What advice would you give to a newly diagnosed patient?
Most newly diagnosed patients do not have a lot of symptoms, so it is really challenging for a patient to accept the idea that they need very intensive therapy. It is important for patients to look at all the treatment options including intense strategies that clearly lead to deeper responses which will likely translate into longer benefit. We are also developing non-chemotherapy approaches in older patients with more indolent MCL.
How are you involved with the Lymphoma Research Foundation and why would you recommend a patient become involved with the organization?

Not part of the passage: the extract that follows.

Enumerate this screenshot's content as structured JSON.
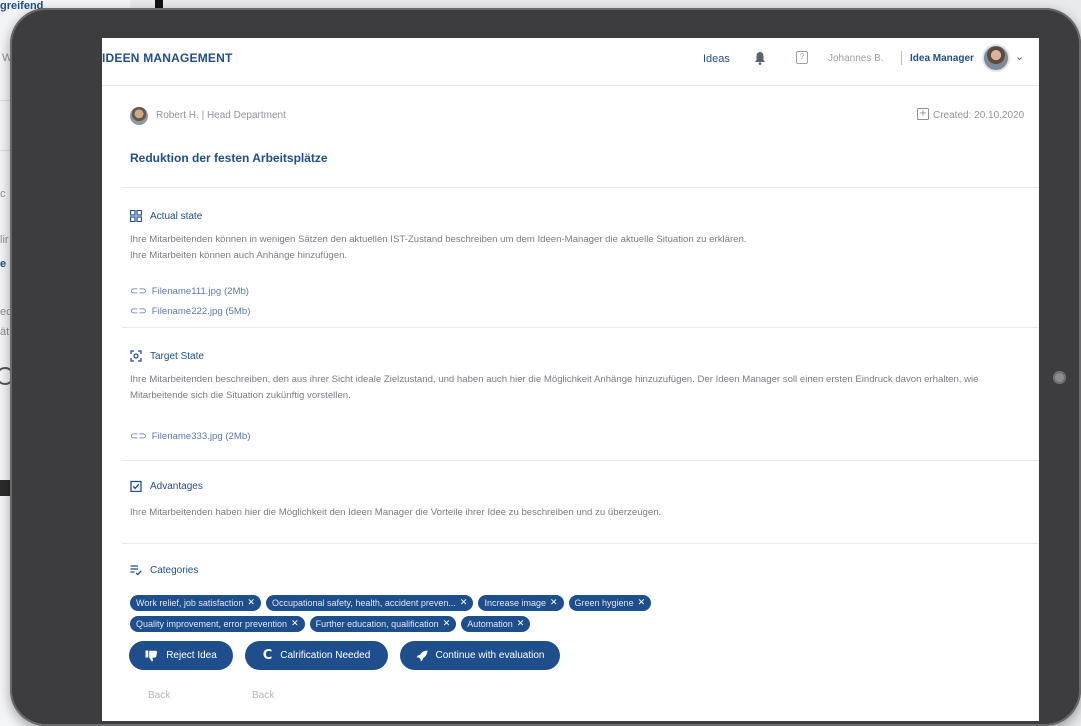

I am part of the Lymphoma Research Foundation’s Scientific Advisory Board and Mantle Cell Lymphoma Research Consortium. We have annual meetings where we discuss ongoing research and developing projects. This usually leads to a synopsis of the state-of-the art research and management for MCL that is published to give more information to patients. MCL is a disease for which there is a clear lack of consensus on treatment, and because it is such a heterogeneous and uncommon disease, it is hard for patients to really navigate their way once they are diagnosed. It is important for patients to have an objective synopsis of the changing landscape of MCL and how much progress has been made with regard to treatment.
Updated February 20, 2013